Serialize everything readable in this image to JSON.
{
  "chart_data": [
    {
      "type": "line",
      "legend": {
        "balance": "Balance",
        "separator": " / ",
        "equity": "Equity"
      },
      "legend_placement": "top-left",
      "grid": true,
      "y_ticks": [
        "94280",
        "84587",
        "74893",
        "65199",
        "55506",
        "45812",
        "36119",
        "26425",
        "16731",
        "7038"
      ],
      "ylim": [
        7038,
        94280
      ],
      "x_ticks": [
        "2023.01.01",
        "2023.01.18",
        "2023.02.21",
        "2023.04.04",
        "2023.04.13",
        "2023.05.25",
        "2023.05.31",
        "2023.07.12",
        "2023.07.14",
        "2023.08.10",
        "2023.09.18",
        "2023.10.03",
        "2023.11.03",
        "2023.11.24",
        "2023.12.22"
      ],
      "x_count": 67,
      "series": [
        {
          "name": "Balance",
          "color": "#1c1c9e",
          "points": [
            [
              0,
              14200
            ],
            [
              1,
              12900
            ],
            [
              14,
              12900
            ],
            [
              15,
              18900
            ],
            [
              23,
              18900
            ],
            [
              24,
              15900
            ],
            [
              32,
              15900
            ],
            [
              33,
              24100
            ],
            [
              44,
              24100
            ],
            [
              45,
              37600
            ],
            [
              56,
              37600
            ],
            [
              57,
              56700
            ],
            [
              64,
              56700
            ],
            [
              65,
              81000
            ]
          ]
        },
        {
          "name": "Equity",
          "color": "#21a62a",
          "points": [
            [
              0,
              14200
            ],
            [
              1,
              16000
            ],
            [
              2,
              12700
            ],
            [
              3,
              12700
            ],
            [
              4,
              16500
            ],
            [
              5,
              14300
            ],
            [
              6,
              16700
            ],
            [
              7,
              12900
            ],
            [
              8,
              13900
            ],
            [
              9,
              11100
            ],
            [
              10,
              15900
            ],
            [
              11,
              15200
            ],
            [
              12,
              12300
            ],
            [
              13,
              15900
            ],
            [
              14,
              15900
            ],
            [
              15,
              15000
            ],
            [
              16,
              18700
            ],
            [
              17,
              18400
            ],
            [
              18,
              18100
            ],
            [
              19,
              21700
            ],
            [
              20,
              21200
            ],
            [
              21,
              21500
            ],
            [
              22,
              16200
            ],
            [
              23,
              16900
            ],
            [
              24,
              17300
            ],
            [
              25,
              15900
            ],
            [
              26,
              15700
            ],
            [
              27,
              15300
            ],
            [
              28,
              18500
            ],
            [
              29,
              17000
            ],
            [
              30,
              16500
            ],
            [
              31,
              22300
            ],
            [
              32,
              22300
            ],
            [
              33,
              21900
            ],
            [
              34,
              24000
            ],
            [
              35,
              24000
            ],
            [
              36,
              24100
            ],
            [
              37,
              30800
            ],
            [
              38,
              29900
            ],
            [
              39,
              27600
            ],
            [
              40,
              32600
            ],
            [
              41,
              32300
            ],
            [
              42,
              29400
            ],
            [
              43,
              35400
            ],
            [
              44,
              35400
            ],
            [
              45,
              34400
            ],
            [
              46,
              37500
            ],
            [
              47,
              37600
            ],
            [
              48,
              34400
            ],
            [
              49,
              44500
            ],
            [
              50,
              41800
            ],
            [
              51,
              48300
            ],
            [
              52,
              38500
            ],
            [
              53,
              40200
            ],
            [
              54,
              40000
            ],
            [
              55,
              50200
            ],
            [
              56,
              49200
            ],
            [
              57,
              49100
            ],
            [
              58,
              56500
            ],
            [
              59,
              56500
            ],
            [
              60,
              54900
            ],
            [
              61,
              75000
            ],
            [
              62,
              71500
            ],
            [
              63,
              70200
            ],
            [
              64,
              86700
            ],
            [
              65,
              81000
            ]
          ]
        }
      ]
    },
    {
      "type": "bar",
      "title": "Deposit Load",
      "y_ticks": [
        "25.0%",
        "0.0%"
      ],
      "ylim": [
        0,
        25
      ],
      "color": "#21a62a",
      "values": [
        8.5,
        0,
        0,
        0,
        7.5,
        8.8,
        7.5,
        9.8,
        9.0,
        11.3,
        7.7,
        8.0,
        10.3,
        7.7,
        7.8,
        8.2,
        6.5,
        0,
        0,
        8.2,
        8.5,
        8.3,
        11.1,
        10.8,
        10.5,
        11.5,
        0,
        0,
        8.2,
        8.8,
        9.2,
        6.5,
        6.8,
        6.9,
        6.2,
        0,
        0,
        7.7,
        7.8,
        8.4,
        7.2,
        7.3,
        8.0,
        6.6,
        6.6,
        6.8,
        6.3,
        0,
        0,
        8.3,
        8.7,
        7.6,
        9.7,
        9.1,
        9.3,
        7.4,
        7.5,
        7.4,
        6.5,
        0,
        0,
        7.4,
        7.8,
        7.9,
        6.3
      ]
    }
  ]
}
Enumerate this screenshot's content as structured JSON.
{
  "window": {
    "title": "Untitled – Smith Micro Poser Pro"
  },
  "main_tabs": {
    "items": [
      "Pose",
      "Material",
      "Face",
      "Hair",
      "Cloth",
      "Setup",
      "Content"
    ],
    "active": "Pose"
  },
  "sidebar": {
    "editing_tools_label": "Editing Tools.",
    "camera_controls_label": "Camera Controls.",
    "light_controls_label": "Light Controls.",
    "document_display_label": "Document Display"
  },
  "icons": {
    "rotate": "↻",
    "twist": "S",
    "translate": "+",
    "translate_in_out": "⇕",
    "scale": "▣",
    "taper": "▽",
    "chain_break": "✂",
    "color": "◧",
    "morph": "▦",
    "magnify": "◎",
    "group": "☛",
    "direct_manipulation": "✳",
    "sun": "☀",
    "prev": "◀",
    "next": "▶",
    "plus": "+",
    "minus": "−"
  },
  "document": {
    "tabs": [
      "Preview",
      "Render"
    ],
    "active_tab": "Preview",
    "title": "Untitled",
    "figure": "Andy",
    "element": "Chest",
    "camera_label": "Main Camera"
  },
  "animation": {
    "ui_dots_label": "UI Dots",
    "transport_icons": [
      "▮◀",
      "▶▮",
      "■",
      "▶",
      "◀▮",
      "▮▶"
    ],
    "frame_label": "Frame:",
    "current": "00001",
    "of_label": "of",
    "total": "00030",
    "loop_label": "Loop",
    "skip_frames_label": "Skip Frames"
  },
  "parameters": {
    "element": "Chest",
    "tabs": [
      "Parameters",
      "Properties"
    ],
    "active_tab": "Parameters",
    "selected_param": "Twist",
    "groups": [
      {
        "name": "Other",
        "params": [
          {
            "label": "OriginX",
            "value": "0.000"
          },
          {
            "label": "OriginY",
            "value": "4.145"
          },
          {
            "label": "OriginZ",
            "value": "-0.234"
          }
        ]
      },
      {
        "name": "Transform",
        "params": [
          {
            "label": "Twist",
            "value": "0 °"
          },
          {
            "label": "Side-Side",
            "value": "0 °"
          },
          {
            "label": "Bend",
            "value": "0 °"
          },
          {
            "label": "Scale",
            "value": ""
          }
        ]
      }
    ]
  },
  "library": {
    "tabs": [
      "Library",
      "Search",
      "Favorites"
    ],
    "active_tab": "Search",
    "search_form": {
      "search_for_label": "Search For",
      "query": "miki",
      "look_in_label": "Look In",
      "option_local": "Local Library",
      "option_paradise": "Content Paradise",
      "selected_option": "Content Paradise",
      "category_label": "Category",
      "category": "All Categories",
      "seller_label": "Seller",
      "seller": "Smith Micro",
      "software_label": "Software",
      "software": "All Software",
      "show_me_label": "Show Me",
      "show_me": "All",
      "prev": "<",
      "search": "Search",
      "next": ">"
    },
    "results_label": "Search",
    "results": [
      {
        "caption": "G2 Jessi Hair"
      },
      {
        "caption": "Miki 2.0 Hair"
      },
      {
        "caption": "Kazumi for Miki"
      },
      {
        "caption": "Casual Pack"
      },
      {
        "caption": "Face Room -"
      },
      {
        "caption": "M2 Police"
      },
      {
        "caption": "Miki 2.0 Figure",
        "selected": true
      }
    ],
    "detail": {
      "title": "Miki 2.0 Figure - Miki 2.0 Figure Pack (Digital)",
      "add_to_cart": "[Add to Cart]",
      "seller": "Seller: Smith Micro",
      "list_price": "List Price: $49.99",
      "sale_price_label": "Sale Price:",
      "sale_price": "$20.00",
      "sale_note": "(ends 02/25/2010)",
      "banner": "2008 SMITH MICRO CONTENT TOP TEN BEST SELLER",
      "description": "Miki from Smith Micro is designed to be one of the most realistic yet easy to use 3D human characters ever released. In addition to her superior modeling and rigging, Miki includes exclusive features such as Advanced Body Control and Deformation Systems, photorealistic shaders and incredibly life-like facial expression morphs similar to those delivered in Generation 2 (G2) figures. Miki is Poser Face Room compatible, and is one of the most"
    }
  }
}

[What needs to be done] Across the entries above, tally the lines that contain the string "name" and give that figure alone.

[Task output] 4